  25. Great post, as always. Part of the reason for the Lakers’ inefficiency might be regular-seasonitis, as others have noted, but I wonder how much of it is a strategy not to show too much regular season, at least so close to the middle.

    I get the sense that they don’t want to peak too early. Like how they make adjustments from one half of a game to the next, they seem to be conserving energy until when they need it most; the end of games, and the end of the season. It’s just another edge that they want to have over other teams to keep them off balance. Sure, other teams have seen their playoff-style mode, so it’s not some huge secret, but knowing about it and playing against it are two different things.


  26. Darius, this was a great post and now you are able to write full blown articles here (all of the time), you know, not just an extended comment about whatever it is you want to talk about at the time, but an in depth view/position that can be commented on by others. The only Laker weakness that I see is their 3 point shooting, but we are winning games as it is, so fine I guess. I want to see Kobe not take like 30 attempts a game anymore, I like the facilitator Kobe now, 10 dimes a game would be nice, huh?.


  27. Another point that didn’t make the post is that the Lakers high P&R seems to be so much less effective when both Bynum and Pau are in the game. Those guys just don’t provide the spacing that Odom at PF can/does. LO may not be a good shooter, but he is capable of hanging out at the 3 point line and that leaves the paint open for easier penetration by the ball handler or for the roll man. When it’s Pau/’Drew in there together, one of them is always near the paint and that means that Kobe will not have a clean lane to penetrate and will see a lot of resistance at the basket should he try to finish at the rim.

    Another point is that one of the main reasons the P&R is such a popular play is all of the options that come off of it. There is the opportunity created for the ball handler and the screen man, but it’s also a great way to get outside shooters shots. Well, our shooters that aren’t making shots and they aren’t keeping defenders honest. So, that just leads to even more crowding of the paint as wing defenders sag and our shooters not making teams pay for playing us that way. I’d rather just stick to the sets that have the highest success rates and go from there.
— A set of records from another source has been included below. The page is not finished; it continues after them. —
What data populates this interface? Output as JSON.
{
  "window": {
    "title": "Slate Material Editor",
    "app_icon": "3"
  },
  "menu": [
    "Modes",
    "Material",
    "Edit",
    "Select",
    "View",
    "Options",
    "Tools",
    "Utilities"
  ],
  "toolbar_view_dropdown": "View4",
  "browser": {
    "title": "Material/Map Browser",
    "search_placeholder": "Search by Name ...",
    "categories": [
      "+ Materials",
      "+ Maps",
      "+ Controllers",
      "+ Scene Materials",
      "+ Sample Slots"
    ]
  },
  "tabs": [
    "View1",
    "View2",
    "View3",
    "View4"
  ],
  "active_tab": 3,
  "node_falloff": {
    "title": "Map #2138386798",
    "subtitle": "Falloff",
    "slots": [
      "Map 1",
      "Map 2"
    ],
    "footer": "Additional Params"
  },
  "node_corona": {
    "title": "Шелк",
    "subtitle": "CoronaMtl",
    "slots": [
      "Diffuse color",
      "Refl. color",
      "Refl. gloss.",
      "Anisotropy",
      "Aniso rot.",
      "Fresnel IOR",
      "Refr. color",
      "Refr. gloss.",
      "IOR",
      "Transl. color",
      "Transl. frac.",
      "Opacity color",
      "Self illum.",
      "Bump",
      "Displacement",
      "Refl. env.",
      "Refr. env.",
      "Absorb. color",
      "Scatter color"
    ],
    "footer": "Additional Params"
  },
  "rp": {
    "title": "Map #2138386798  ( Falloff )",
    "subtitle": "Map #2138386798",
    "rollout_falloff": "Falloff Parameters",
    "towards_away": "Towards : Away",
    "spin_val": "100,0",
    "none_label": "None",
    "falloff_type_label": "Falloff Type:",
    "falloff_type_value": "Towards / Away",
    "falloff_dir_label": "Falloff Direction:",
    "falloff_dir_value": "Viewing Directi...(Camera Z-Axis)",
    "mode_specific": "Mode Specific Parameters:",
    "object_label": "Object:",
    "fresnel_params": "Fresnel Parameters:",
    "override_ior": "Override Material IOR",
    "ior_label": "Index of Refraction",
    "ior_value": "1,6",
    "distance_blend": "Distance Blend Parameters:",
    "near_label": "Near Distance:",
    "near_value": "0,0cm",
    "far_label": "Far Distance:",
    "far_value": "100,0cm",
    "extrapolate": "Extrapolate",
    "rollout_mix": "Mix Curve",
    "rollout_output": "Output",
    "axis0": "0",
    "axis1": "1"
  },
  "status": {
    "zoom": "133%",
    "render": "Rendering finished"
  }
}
  28. Last season, i was happy to see Gasol and Kobe played pick-and roll together against Orlando, i believe if Lakers play pick-and-roll and screen-and-roll, mix with trial angle offense, Lakers is very dangerous team because it’s hard to stop the offense.Kobe and Gasol are smart players. A great shooter like Kobe, he only needs 1, 2 seconds to have a good look and shoot the ball, look at Ray Allen in Boston Celtics offense.


  29. Kobe and Gasol are great players and they complete each other. I am glad to see them every week.